For the records below, tally the lines that contain "data" and give only that number.

-=-=-

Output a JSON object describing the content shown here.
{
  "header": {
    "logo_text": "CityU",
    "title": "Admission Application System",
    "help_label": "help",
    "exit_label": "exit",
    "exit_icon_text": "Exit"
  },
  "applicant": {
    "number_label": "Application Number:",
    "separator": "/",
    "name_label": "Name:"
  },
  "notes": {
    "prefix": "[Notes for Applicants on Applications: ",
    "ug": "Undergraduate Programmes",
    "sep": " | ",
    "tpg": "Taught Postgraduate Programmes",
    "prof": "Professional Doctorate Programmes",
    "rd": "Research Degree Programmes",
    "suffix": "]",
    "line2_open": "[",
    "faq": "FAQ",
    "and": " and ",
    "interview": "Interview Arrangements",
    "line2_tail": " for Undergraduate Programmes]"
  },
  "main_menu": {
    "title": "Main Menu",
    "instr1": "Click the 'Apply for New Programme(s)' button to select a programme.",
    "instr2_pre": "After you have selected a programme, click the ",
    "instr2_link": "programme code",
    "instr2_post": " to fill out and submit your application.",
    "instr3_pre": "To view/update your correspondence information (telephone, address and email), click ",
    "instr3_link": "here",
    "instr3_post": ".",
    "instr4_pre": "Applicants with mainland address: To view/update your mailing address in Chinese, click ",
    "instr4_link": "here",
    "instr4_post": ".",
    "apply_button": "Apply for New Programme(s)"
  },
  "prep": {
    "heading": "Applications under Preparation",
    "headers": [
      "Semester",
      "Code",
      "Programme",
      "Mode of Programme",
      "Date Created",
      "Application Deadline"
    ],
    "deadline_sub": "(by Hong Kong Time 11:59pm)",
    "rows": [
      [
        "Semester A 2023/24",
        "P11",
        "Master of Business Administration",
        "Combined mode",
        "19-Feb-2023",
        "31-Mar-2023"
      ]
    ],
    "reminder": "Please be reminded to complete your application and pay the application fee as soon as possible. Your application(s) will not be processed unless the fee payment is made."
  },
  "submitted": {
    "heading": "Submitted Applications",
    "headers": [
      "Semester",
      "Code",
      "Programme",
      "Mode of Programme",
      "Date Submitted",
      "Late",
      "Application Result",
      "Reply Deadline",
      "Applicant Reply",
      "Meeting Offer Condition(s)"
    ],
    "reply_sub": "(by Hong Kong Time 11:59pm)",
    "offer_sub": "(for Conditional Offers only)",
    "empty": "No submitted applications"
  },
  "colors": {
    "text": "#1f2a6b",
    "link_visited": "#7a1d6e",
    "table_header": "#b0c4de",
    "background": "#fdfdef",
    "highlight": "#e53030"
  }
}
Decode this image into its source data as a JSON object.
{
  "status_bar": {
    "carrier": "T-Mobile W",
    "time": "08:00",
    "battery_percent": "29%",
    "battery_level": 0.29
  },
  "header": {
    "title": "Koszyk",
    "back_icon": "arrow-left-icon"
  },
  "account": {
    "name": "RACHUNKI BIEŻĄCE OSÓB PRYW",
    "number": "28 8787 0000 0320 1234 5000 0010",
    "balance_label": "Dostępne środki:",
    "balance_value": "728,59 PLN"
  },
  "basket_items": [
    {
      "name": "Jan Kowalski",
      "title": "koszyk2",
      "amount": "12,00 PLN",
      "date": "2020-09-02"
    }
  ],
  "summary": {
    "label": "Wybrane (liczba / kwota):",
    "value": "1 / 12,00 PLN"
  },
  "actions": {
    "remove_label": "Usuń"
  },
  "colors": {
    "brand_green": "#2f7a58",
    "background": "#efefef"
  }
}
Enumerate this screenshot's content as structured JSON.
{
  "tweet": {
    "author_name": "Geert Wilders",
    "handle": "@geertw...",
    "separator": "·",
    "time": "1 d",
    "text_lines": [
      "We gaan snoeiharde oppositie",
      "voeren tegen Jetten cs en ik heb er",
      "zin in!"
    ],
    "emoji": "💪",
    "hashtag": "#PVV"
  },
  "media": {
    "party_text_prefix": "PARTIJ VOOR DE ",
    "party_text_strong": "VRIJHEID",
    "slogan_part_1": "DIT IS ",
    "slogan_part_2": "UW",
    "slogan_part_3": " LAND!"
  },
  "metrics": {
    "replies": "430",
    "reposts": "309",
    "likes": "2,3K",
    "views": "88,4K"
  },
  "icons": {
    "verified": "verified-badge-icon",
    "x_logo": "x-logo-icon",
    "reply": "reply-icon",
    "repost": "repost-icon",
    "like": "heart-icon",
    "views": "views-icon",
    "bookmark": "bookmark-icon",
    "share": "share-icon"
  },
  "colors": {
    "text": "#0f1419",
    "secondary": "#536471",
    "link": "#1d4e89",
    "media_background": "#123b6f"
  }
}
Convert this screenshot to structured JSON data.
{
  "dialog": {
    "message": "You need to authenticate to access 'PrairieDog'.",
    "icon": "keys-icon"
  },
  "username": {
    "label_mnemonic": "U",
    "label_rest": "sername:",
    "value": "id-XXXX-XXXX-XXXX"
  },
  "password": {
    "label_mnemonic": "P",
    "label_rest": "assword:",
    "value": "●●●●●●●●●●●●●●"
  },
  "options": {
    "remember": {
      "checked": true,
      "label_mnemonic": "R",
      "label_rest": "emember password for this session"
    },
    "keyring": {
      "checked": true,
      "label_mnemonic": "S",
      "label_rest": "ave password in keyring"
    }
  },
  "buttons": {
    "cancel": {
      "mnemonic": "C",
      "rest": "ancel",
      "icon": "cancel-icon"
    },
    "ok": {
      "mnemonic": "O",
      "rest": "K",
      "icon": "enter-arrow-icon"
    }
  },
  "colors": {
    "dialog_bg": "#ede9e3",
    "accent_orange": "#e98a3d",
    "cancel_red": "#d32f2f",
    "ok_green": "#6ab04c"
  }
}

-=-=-

Answer to the exercise »
2